There are other similarities. Where people today don face masks (despite suggestions that they aren’t very effective), in the 14th century they “went about carrying flowers or scented herbs or perfumes in their hands, in the belief that it was an excellent thing to comfort the brain with such odors,” wrote Boccaccio. And, in February 2020, as stock markets tumble amid fears of the virus’ effects, we should remember that plagues have always caused economic destruction: “Wheat crops stood abandoned, unreaped and ungarnered,” wrote Boccaccio.
Fortunately, those who make it through The Decameron’s “dreary opening pages” (Boccaccio’s words!) are richly rewarded. Navigating the intro, the author continues, is akin to “climbing a steep mountainside to a most beautiful and delightful valley, which appears more pleasant in proportion to the difficulty of the ascent.” Indeed, The Decameron’s first story features Cepparello, a man so wonderfully wicked that he is able to lie his way to sainthood. “Death was a really big deal back then,” says Rebhorn, explaining that the church emphasized the dangers of hell. “But Cepparello is having none of it.” Instead, the fear that stalks the city is “turned into a joke by this great character who is unafraid of dying.”
Despite the plague’s devastation — the Black Death was far deadlier than even the grimmest predictions of the novel coronavirus’ potential impact, and 25 million people, a full third of Europe’s population, died — Italy did bounce back. The city of Florence went on to become the epicenter of the Italian Renaissance, yielding masterpieces like Michelangelo’s David and Brunelleschi’s Duomo and, of course, The Decameron.
Unlike Dante’s Divine Comedy, which was an attempt to reinforce religion, The Decameron is written for “regular human beings who live life in this world, not in the next,” says Rebhorn. Many of the stories are about getting as much pleasure out of life as you can. (“There’s nothing like a dirty story to take your mind off death,” he jokes.) The stories aren’t meant only to shock and amuse, though. They can also be read as a “meditation on the value of stories,” says Rebhorn, explaining that we use stories to fashion identities, to deal with powerful people and to get what we want.
“We need stories to live,” he stresses.

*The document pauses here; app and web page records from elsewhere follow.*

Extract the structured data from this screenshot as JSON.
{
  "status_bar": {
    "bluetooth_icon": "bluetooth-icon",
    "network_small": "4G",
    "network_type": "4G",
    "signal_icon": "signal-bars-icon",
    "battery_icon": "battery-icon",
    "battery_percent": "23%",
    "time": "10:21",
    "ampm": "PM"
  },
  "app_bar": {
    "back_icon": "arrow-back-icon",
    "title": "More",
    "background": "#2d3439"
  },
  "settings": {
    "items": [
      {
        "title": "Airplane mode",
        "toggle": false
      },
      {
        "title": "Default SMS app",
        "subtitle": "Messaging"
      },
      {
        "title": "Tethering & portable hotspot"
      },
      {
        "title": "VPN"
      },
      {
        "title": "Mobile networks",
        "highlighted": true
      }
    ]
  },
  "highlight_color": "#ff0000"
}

Which is why, when faced with impending catastrophe, whether it be from coronavirus, the climate apocalypse or the ever-widening gap between rich and poor, “you can always find something in The Decameron,” says Rebhorn.
- Nick Dall, OZY AuthorContact Nick Dall